Lop the root end off Each long half, cut in halfIt's hard to cut while taking a photoSwish, and walk away

While the sand and grit from the leeks is sinking to the bottom of the pot or bowl, get out a saute pan and put in some butter. Then, when the butter is melted, gently scoop out the leeks, leaving the grit at the bottom of the receptacle. Plop them in the saute pan and cook until softened. Then, add the lentils, their cooking liquid, and 2 tablespoons of the compound butter, and cook until the lentils are warm.
Carefully scoopingSauteing until softThe mustard-herb butterZee lentils!!!

Step 3: The Salmon
The rest of this dish is quite simple. Pat your salmon filets (skin on is fine) VERY dry with a paper towel. Sprinkle with salt and pepper. Melt some butter in a non-stick pan, and get it pretty darn hot. Once the butter stops foaming, put the filets in, and cook for 3-4 minutes per side, depending on how well you like salmon cooked. Then, put some lentils and leeks on a plate, and top with the salmon. Easy peasy, one-two-threesy.
Fishy Fishy FISHY!!!!!*cough* Till the foam subsides. Ish. The flip. Zee bed of zee lentils and zee leeks

This dish is delicious. It’s frenchy. It’s got lots and lots of good protein, and fiber, and good fats. If you didn’t want to use the butter-sauteing method for the Salmon, by all means you could broil it. The lentils and leeks will still provide plenty of flavor, and salmon is a flavorful fish, although I really like the crisp that sauteing gave the skin.
Enjoy, and remember:
Alex Runs. I Cook. You Comment. I Donate.
WE ALL FIGHT CANCER.


Circle of life

Posted: November 1, 2009 | Author: Alyssa | Filed under: Alyssa | Tags: , | 3 Comments »

I have been promising the guys I work with that I would have them over for dinner for WEEKS now, and the other night I finally followed through.  Since they are guys I had to make something that was hearty and filling, but still pretty cheap to make, so I decided on meat loaf and mashed potatoes.  I have already gone into my meat loaf recipe, so you guys should know that by now, however I did make a new ‘appetizer’ that I was pretty impressed with.  Screw onion rings…leek rings are the way to go!  They were so amazing, I was even impressed by myself.  All you have to do is take a couple of clean leeks, and cut them into about 1/2 inch slices.  Pull apart the rings so that you have about two to three layers per ring.  Dredge them in flour, then dip them in a milk and egg mixture, then back in the flour and into the oil (at 350ish) until they are golden brown.  Make sure you season the flour with salt and pepper so that their flavor really pops.  The best thing about leek rings is that they are more tender than onion rings, a little sweeter and take a lot less time to fry.  I still have to perfect this, perhaps add some garlic and try buttermilk instead of regular milk, but even in its most basic form, these round pieces of deliciousness are awesome and I recommend giving them a shot.  This will definitely be a newcomer in the super bowl food lineup :)  This is also great because one leek gives you a ton of rings, so its more cost effective :)

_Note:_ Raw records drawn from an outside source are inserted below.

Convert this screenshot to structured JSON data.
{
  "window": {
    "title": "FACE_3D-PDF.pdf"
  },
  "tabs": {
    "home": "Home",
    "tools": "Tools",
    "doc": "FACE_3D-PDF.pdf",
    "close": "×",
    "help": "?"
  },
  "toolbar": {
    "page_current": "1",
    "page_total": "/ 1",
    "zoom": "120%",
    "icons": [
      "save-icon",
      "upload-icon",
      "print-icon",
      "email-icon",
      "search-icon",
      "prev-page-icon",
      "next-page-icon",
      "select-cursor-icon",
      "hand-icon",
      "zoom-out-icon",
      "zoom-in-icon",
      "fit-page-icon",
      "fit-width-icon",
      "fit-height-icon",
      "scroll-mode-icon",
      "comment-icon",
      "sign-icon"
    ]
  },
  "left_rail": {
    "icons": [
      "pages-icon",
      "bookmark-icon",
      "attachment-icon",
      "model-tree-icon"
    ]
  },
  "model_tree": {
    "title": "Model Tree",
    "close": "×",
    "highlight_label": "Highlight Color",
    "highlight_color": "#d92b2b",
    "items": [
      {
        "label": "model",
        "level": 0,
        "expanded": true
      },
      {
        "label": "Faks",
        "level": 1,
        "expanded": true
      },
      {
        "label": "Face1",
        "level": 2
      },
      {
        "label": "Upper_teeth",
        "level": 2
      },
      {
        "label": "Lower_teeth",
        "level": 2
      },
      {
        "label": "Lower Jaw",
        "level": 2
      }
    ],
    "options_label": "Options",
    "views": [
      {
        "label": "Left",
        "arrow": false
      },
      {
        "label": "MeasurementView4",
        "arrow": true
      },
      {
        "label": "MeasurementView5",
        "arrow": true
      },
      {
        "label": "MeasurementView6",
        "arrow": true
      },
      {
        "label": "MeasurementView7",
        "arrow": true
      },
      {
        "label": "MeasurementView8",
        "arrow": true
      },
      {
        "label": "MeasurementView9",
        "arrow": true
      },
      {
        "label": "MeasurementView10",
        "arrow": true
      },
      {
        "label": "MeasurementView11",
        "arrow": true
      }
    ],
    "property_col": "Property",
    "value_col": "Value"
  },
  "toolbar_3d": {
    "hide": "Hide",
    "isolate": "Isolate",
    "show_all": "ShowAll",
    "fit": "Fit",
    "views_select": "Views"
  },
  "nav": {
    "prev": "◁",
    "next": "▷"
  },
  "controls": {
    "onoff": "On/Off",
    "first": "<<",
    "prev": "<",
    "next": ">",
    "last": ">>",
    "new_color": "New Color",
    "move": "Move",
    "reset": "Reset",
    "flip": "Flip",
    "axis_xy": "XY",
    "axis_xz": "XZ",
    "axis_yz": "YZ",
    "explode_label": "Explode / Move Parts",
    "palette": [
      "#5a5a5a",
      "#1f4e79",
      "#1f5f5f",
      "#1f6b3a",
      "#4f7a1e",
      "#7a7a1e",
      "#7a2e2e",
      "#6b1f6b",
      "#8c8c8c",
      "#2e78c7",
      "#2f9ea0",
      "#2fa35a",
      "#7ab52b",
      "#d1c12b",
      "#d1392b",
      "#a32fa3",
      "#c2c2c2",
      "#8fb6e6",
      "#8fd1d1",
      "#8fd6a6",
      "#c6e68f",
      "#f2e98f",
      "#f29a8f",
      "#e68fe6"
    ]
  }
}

IMG00205-20090920-2216

This is all that was left of 4 large leeks with just three people eating…..it was a hit :)

Thanks for reading!

TT

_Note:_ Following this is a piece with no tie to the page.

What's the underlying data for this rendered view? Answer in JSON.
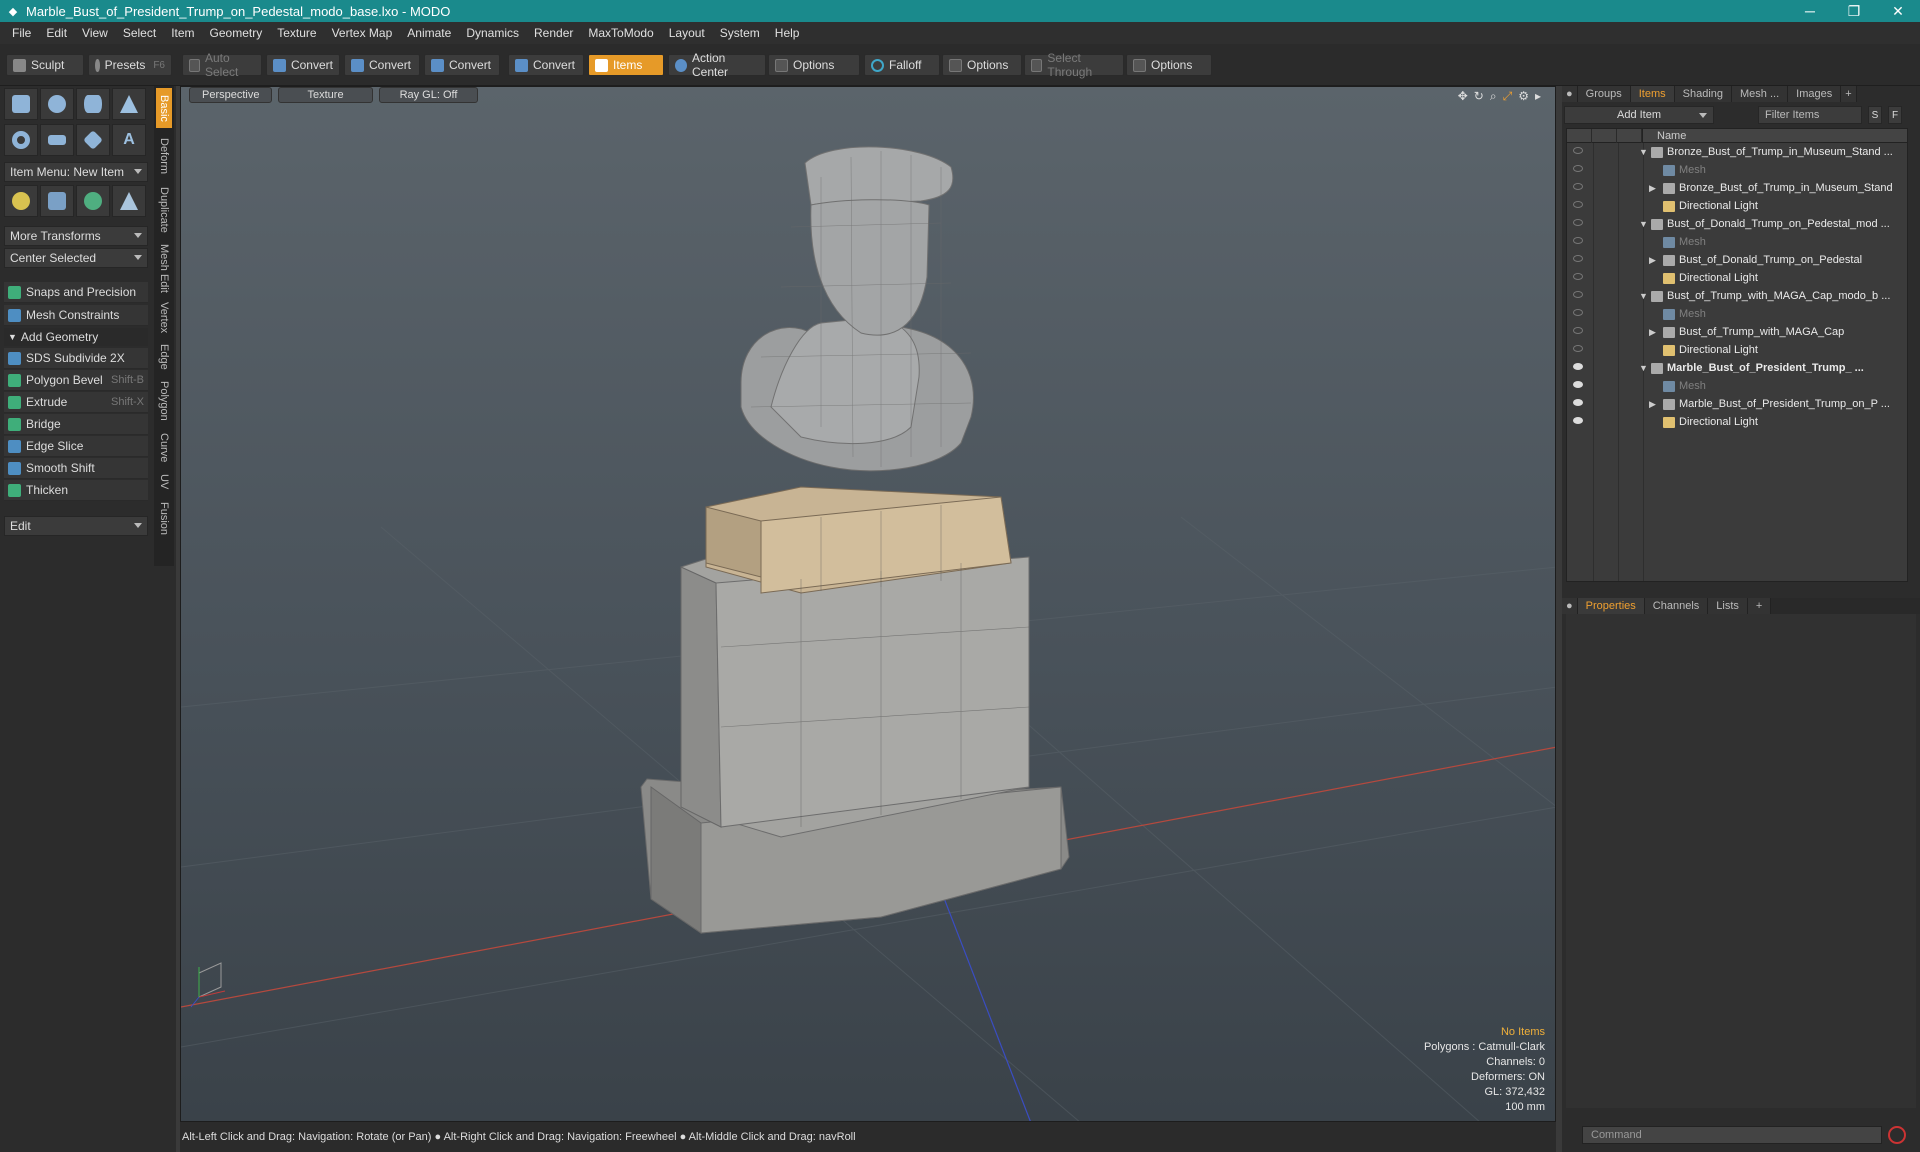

Johanna: The Improviser

Never quite follows the recipe. Doesn't really measure. Tastes with her fingers. Somehow, it always works.

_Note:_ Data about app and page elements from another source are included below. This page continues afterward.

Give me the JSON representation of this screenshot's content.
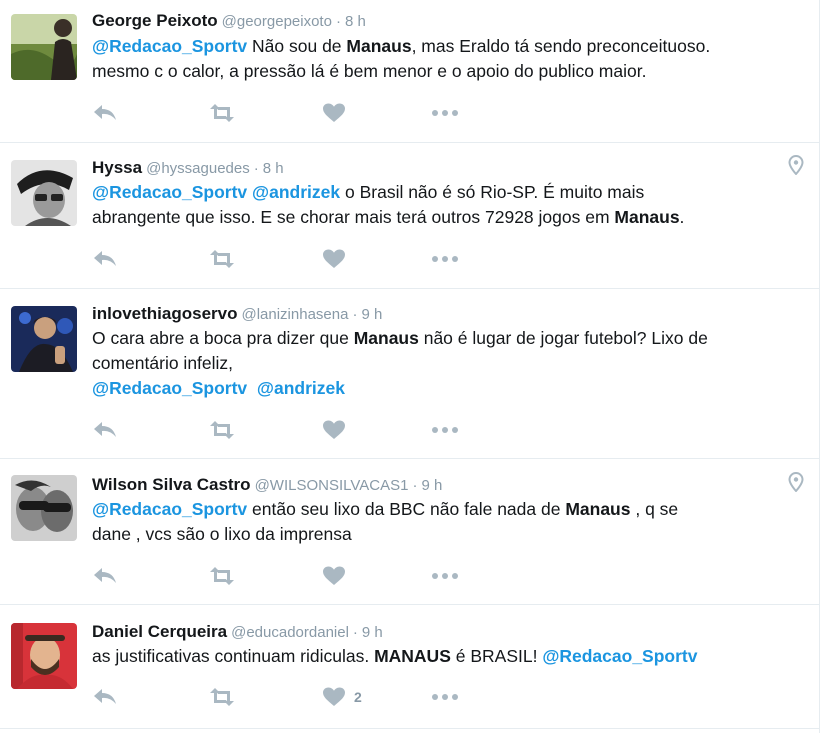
{
  "tweets": [
    {
      "name": "George Peixoto",
      "handle": "@georgepeixoto",
      "time": "8 h",
      "geo": false,
      "likes": "",
      "parts": [
        {
          "t": "@Redacao_Sportv",
          "k": "m"
        },
        {
          "t": " Não sou de ",
          "k": ""
        },
        {
          "t": "Manaus",
          "k": "b"
        },
        {
          "t": ", mas Eraldo tá sendo preconceituoso.\nmesmo c o calor, a pressão lá é bem menor e o apoio do publico maior.",
          "k": ""
        }
      ]
    },
    {
      "name": "Hyssa",
      "handle": "@hyssaguedes",
      "time": "8 h",
      "geo": true,
      "likes": "",
      "parts": [
        {
          "t": "@Redacao_Sportv",
          "k": "m"
        },
        {
          "t": " ",
          "k": ""
        },
        {
          "t": "@andrizek",
          "k": "m"
        },
        {
          "t": " o Brasil não é só Rio-SP. É muito mais\nabrangente que isso. E se chorar mais terá outros 72928 jogos em ",
          "k": ""
        },
        {
          "t": "Manaus",
          "k": "b"
        },
        {
          "t": ".",
          "k": ""
        }
      ]
    },
    {
      "name": "inlovethiagoservo",
      "handle": "@lanizinhasena",
      "time": "9 h",
      "geo": false,
      "likes": "",
      "parts": [
        {
          "t": "O cara abre a boca pra dizer que ",
          "k": ""
        },
        {
          "t": "Manaus",
          "k": "b"
        },
        {
          "t": " não é lugar de jogar futebol? Lixo de\ncomentário infeliz,\n",
          "k": ""
        },
        {
          "t": "@Redacao_Sportv",
          "k": "m"
        },
        {
          "t": "  ",
          "k": ""
        },
        {
          "t": "@andrizek",
          "k": "m"
        }
      ]
    },
    {
      "name": "Wilson Silva Castro",
      "handle": "@WILSONSILVACAS1",
      "time": "9 h",
      "geo": true,
      "likes": "",
      "parts": [
        {
          "t": "@Redacao_Sportv",
          "k": "m"
        },
        {
          "t": " então seu lixo da BBC não fale nada de ",
          "k": ""
        },
        {
          "t": "Manaus",
          "k": "b"
        },
        {
          "t": " , q se\ndane , vcs são o lixo da imprensa",
          "k": ""
        }
      ]
    },
    {
      "name": "Daniel Cerqueira",
      "handle": "@educadordaniel",
      "time": "9 h",
      "geo": false,
      "likes": "2",
      "parts": [
        {
          "t": "as justificativas continuam ridiculas. ",
          "k": ""
        },
        {
          "t": "MANAUS",
          "k": "b"
        },
        {
          "t": " é BRASIL! ",
          "k": ""
        },
        {
          "t": "@Redacao_Sportv",
          "k": "m"
        }
      ]
    }
  ],
  "icons": {
    "reply": "reply-icon",
    "retweet": "retweet-icon",
    "like": "heart-icon",
    "more": "more-icon",
    "geo": "location-pin-icon"
  },
  "colors": {
    "link": "#1b95e0",
    "muted": "#8899a6",
    "icon": "#aab8c2"
  }
}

Alyssa: The Triple Threat

Can do it all. And modest to boot.

Bakezilla: We Use Mixers Too

She likes to bake. Actually, baking is the only thing she does. It's a passion.

Rita: The Kosher Chick

Restrictions have nothing on her.